The FBI has recently formed a secretive surveillance unit with an ambitious goal: to invent technology that will let police more readily eavesdrop on Internet and wireless communications.
The establishment of the Quantico, Va.-based unit, which is also staffed by agents from the U.S. Marshals Service and the Drug Enforcement Agency, is a response to technological developments that FBI officials believe outpace law enforcement’s ability to listen in on private communications.
While the FBI has been tight-lipped about the creation of its Domestic Communications Assistance Center, or DCAC — it declined to respond to requests made two days ago about who’s running it, for instance — CNET has pieced together information about its operations through interviews and a review of internal government documents.
DCAC’s mandate is broad, covering everything from trying to intercept and decode Skype conversations to building custom wiretap hardware or analyzing the gigabytes of data that a wireless provider or social network might turn over in response to a court order. It’s also designed to serve as a kind of surveillance help desk for state, local, and other federal police.
The center represents the technological component of the bureau’s “Going Dark” Internet wiretapping push, which was allocated $54 million by a Senate committee last month.

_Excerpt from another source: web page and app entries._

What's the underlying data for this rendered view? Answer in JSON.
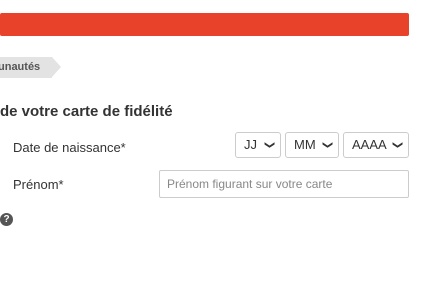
{
  "colors": {
    "brand_bar": "#e8432a",
    "breadcrumb_bg": "#e3e3e3",
    "text": "#333333"
  },
  "breadcrumb": {
    "label": "unautés"
  },
  "form": {
    "title": "de votre carte de fidélité",
    "birthdate": {
      "label": "Date de naissance*",
      "day_value": "JJ",
      "month_value": "MM",
      "year_value": "AAAA"
    },
    "firstname": {
      "label": "Prénom*",
      "placeholder": "Prénom figurant sur votre carte"
    },
    "help_icon": "question-circle-icon",
    "help_glyph": "?"
  }
}
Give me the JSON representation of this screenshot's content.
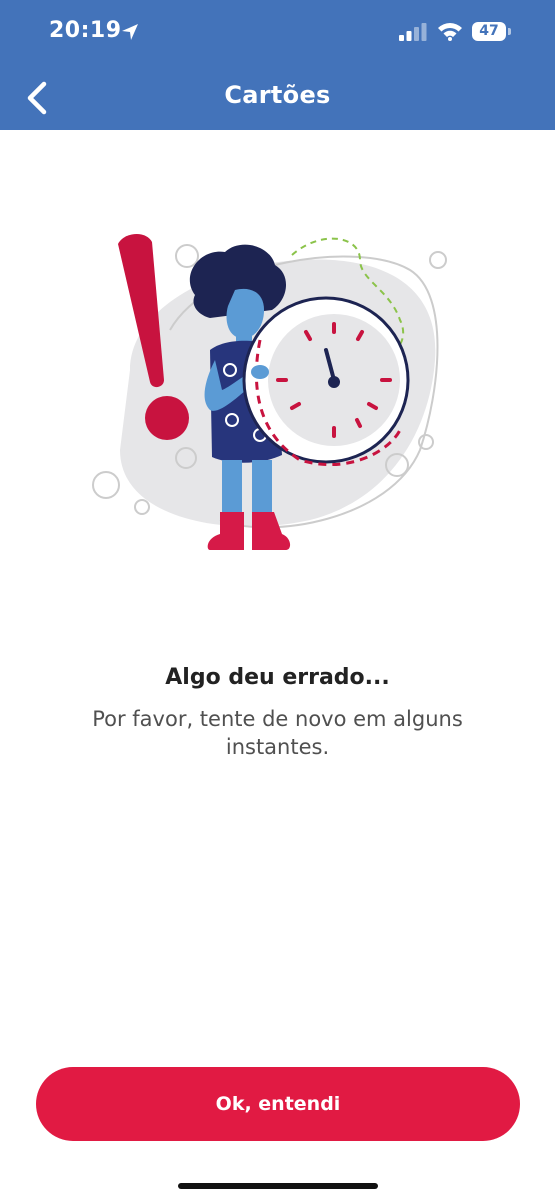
{
  "status_bar": {
    "time": "20:19",
    "battery": "47",
    "location_icon": "location-arrow",
    "signal_icon": "cellular-signal",
    "wifi_icon": "wifi"
  },
  "header": {
    "title": "Cartões",
    "back_icon": "chevron-left",
    "background_color": "#4373ba"
  },
  "error": {
    "title": "Algo deu errado...",
    "message": "Por favor, tente de novo em alguns instantes."
  },
  "actions": {
    "ok_label": "Ok, entendi",
    "button_color": "#e11a43"
  }
}
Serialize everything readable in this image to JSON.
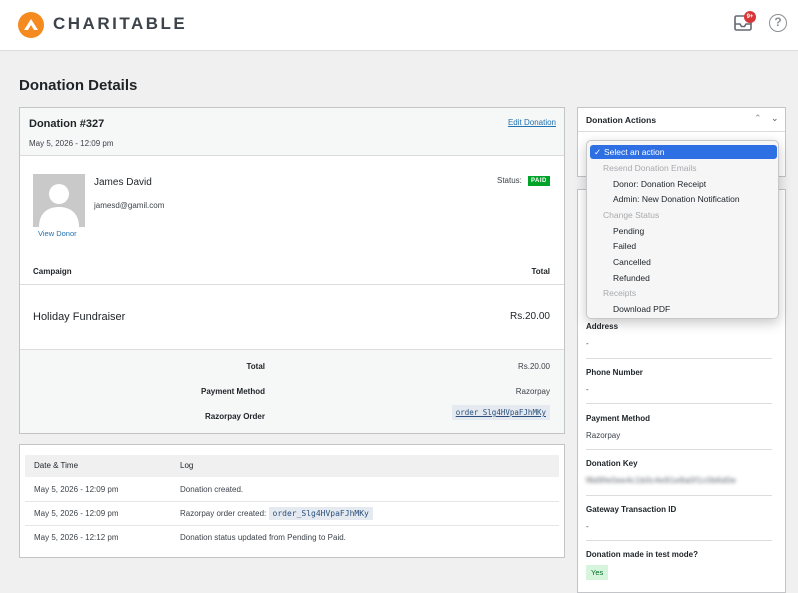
{
  "header": {
    "brand": "CHARITABLE",
    "notification_count": "9+",
    "help_icon": "?"
  },
  "page": {
    "title": "Donation Details"
  },
  "donation": {
    "title": "Donation #327",
    "date": "May 5, 2026 - 12:09 pm",
    "edit_link": "Edit Donation",
    "donor_name": "James David",
    "donor_email": "jamesd@gamil.com",
    "view_donor": "View Donor",
    "status_label": "Status:",
    "status_value": "PAID",
    "table": {
      "col_campaign": "Campaign",
      "col_total": "Total",
      "rows": [
        {
          "campaign": "Holiday Fundraiser",
          "total": "Rs.20.00"
        }
      ]
    },
    "summary": {
      "total_label": "Total",
      "total_value": "Rs.20.00",
      "payment_label": "Payment Method",
      "payment_value": "Razorpay",
      "order_label": "Razorpay Order",
      "order_value": "order_Slg4HVpaFJhMKy"
    }
  },
  "log": {
    "col_date": "Date & Time",
    "col_log": "Log",
    "rows": [
      {
        "date": "May 5, 2026 - 12:09 pm",
        "text": "Donation created.",
        "code": ""
      },
      {
        "date": "May 5, 2026 - 12:09 pm",
        "text": "Razorpay order created:",
        "code": "order_Slg4HVpaFJhMKy"
      },
      {
        "date": "May 5, 2026 - 12:12 pm",
        "text": "Donation status updated from Pending to Paid.",
        "code": ""
      }
    ]
  },
  "actions": {
    "title": "Donation Actions",
    "select_placeholder": "Select an action",
    "groups": [
      {
        "label": "Resend Donation Emails",
        "options": [
          "Donor: Donation Receipt",
          "Admin: New Donation Notification"
        ]
      },
      {
        "label": "Change Status",
        "options": [
          "Pending",
          "Failed",
          "Cancelled",
          "Refunded"
        ]
      },
      {
        "label": "Receipts",
        "options": [
          "Download PDF"
        ]
      }
    ]
  },
  "sidebar": {
    "address_label": "Address",
    "address_value": "-",
    "phone_label": "Phone Number",
    "phone_value": "-",
    "payment_label": "Payment Method",
    "payment_value": "Razorpay",
    "key_label": "Donation Key",
    "key_value": "f8d9fe0ee4c1b0c4e91e8a0f1c0b6d0e",
    "gateway_label": "Gateway Transaction ID",
    "gateway_value": "-",
    "test_label": "Donation made in test mode?",
    "test_value": "Yes"
  },
  "colors": {
    "brand_orange": "#f58a1f",
    "link_blue": "#2271b1",
    "paid_green": "#00a32a",
    "select_blue": "#2f6fe4"
  }
}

The legal component is no less important: as CNET reported on May 4, the FBI wants Internet companies not to oppose a proposed law that would require social-networks and providers of VoIP, instant messaging, and Web e-mail to build in backdoors for government surveillance.
During an appearance last year on Capitol Hill, then-FBI general counsel Valerie Caproni referred in passing, without elaboration, to “individually tailored” surveillance solutions and “very sophisticated criminals.” Caproni said that new laws targeting social networks and voice over Internet Protocol conversations were required because “individually tailored solutions have to be the exception and not the rule.”
Caproni was referring to the DCAC’s charge of creating customized surveillance technologies aimed at a specific individual or company, according to a person familiar with the FBI’s efforts in this area.
An FBI job announcement for the DCAC that had an application deadline of May 2 provides additional details. It asks applicants to list their experience with “electronic surveillance standards” including PacketCable (used in cable modems); QChat (used in push-to-talk mobile phones); and T1.678 (VoIP communications). One required skill for the position, which pays up to $136,771 a year, is evaluating “electronic surveillance solutions” for “emerging” technologies.
“We would expect that capabilities like CIPAV would be an example” of what the DCAC will create, says Steve Bock, president of Colorado-based Subsentio, referring to the FBI’s remotely-installed spyware that it has used to identify extortionists, database-deleting hackers, child molesters, and hitmen.
Bock, whose company helps companies comply with the 1994 Communications Assistance for Law Enforcement Act (CALEA) and has consulted for the Justice Department, says he anticipates “that Internet and wireless will be two key focus areas” for the DCAC. VoIP will be a third, he says.
For its part, the FBI responded to queries this week with a statement about the center, which it also refers to as the National Domestic Communications Assistance Center (even Caproni has used both names interchangeably), saying:
The NDCAC will have the functionality to leverage the research and development efforts of federal, state, and local law enforcement with respect to electronic surveillance capabilities and facilitate the sharing of technology among law enforcement agencies. Technical personnel from other federal, state, and local law enforcement agencies will be able to obtain advice and guidance if they have difficulty in attempting to implement lawful electronic surveillance court orders.It is important to point out that the NDCAC will not be responsible for the actual execution of any electronic surveillance court orders and will not have any direct operational or investigative role in investigations. It will provide the technical knowledge and referrals in response to law enforcement’s requests for technical assistance.
Here’s the full text of the FBI’s statement in a Google+ post.